IP addresses, but are invalid. It may also fail to recognize some
things that are valid IP addresses. I won't go into the details,
because this (a) isn't the right place for it, and (b) I'm not sure of
the exact definition of a valid IP address (or, rather, of the textual
representation of a valid IP address).

The use of Perl is obviously off-topic, but a complete response would
require discussion of the RFC or RFCs that define the format, and
would probably veer off into IPV6 issues as well. If I tried to
discuss it here, I would miss the opportunity to have my inevitable
mistakes corrected by experts.

C has no built-in support for regular expressions, though of course
numerous regular expression packages have been written in C.

If you want to present a definition of a valid IP address and ask how
to recognize strings that match the definition in portable C, this is
the place to discuss it -- ideally by posting a short working code
sample and asking why it doesn't work. Otherwise, there are more
appropriate newsgroups.

--
Keith Thompson (The_Other_Keith) ks***@mib.org <http://www.ghoti.net/~kst>
San Diego Supercomputer Center <*> <http://www.sdsc.edu/~kst>
Schroedinger does Shakespeare: "To be *and* not to be"
Nov 14 '05 #10

P: n/a
begin followup to Jeremy Yallop:
Correctness, not overhead, is the primary issue.
This is a meaningless sequence of buzzwords.
Correctness primarily requires a correct definition of correctness.
All the code in this thread that uses regular expressions has
been hopelessly broken.


No other code has been posted. Ok, this may be because the whole
issue is way off-topic. Aggravated by severe immunity against
trolling amongst regulars.

Anyway, the funny thing about your definition of 'hopeless' is
how little change is required after each redefinition of the task
at hand.

#!/usr/bin/perl -wn
BEGIN { use Socket; }
m/\b\d{1,3}\.\d{1,3}\.\d{1,3}\.\d{1,3}\b/ && inet_aton($&) && print $&;

--
The Paternal Patter Answer
# That's okay, <name>, I understand where you're coming from.
# I once went through the rebellious stage you're going through,
# but eventually I settled down and started getting some real work
# done. These things just take time. Be patient with yourself.
-- Larry Wall <19*******************@netlabs.com>
Nov 14 '05 #11

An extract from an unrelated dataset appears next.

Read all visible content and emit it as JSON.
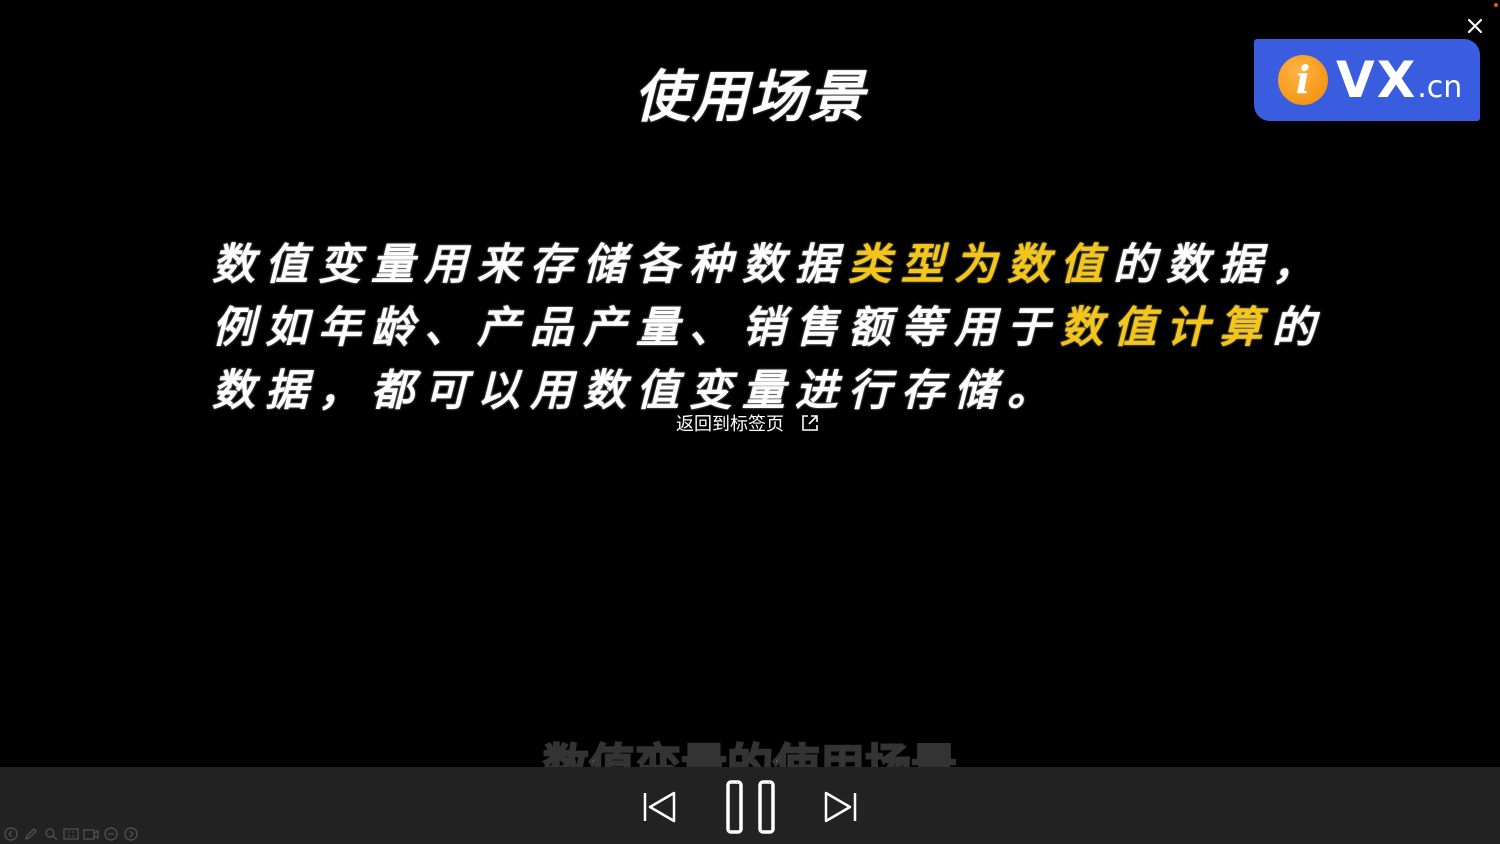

P: n/a
vi******@sordido.com.br (Vinicius) wrote:
# Hi people,
#
# How can I find a IP adress in a string using regexp?
#
# Received: from unknown (HELO u7b3u5) (na****@200.228.69.237 with login)

tclsh <<':eof'
set d {([0-9]|[1-9][0-9]|1[0-9][0-9]|2[0-4][0-9]|25[0-5])}
set p {[.]}
set string {Received: from unknown (HELO u7b3u5) (na****@200.228.69.237 with login)}
if {[regexp $d$p$d$p$d$p$d $string ip]} {
puts $ip
}
:eof

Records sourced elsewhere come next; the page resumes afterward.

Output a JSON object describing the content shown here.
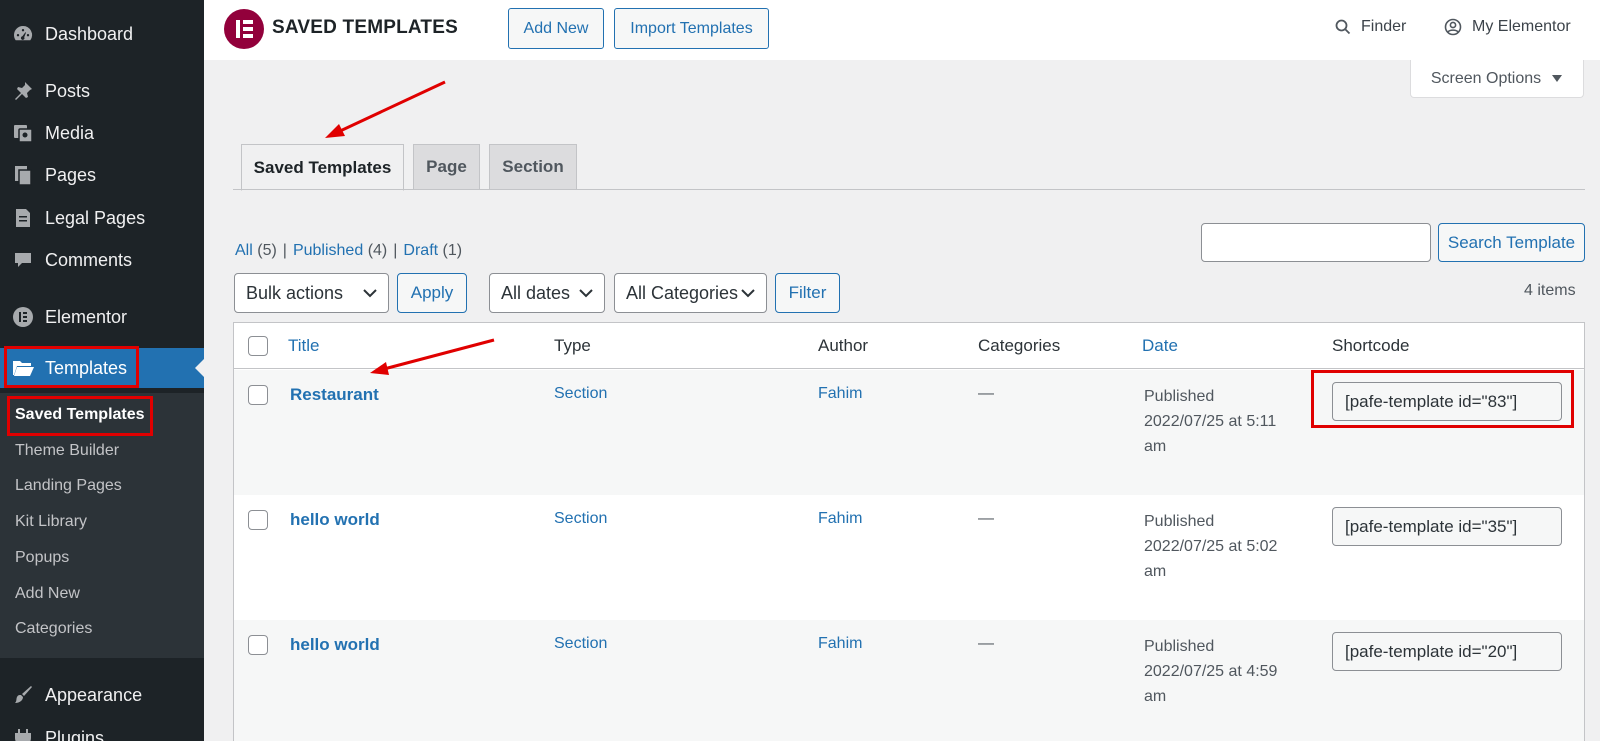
{
  "sidebar": {
    "items": [
      {
        "label": "Dashboard",
        "icon": "dashboard-icon"
      },
      {
        "label": "Posts",
        "icon": "pin-icon"
      },
      {
        "label": "Media",
        "icon": "media-icon"
      },
      {
        "label": "Pages",
        "icon": "pages-icon"
      },
      {
        "label": "Legal Pages",
        "icon": "document-icon"
      },
      {
        "label": "Comments",
        "icon": "comment-icon"
      },
      {
        "label": "Elementor",
        "icon": "elementor-icon"
      },
      {
        "label": "Templates",
        "icon": "folder-icon",
        "active": true
      },
      {
        "label": "Appearance",
        "icon": "brush-icon"
      },
      {
        "label": "Plugins",
        "icon": "plugin-icon"
      }
    ],
    "submenu": [
      "Saved Templates",
      "Theme Builder",
      "Landing Pages",
      "Kit Library",
      "Popups",
      "Add New",
      "Categories"
    ]
  },
  "header": {
    "title": "SAVED TEMPLATES",
    "add_new": "Add New",
    "import": "Import Templates",
    "finder": "Finder",
    "my_elementor": "My Elementor"
  },
  "screen_options": "Screen Options",
  "tabs": [
    "Saved Templates",
    "Page",
    "Section"
  ],
  "filters": {
    "all": "All",
    "all_count": "(5)",
    "published": "Published",
    "published_count": "(4)",
    "draft": "Draft",
    "draft_count": "(1)",
    "bulk_actions": "Bulk actions",
    "apply": "Apply",
    "all_dates": "All dates",
    "all_categories": "All Categories",
    "filter": "Filter",
    "search_button": "Search Template",
    "search_value": "",
    "items_count": "4 items"
  },
  "table": {
    "columns": [
      "Title",
      "Type",
      "Author",
      "Categories",
      "Date",
      "Shortcode"
    ],
    "rows": [
      {
        "title": "Restaurant",
        "type": "Section",
        "author": "Fahim",
        "categories": "—",
        "status": "Published",
        "date": "2022/07/25 at 5:11",
        "date_suffix": "am",
        "shortcode": "[pafe-template id=\"83\"]"
      },
      {
        "title": "hello world",
        "type": "Section",
        "author": "Fahim",
        "categories": "—",
        "status": "Published",
        "date": "2022/07/25 at 5:02",
        "date_suffix": "am",
        "shortcode": "[pafe-template id=\"35\"]"
      },
      {
        "title": "hello world",
        "type": "Section",
        "author": "Fahim",
        "categories": "—",
        "status": "Published",
        "date": "2022/07/25 at 4:59",
        "date_suffix": "am",
        "shortcode": "[pafe-template id=\"20\"]"
      }
    ]
  },
  "colors": {
    "sidebar": "#1d2327",
    "accent": "#2271b1",
    "elementor": "#92003b",
    "highlight": "#e00000"
  }
}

--
Derk Gwen http://derkgwen.250free.com/html/index.html
Title does not dictate behaviour.
Nov 14 '05 #12

P: n/a
Alexander Bartolich wrote:
Anyway, the funny thing about your definition of 'hopeless' is
how little change is required after each redefinition of the task
at hand.
There has been no such redefinition.
#!/usr/bin/perl -wn

[snip]

Sorry, but it's still both broken and off-topic.

Jeremy.
Nov 14 '05 #13

This discussion thread is closed

Replies have been disabled for this discussion.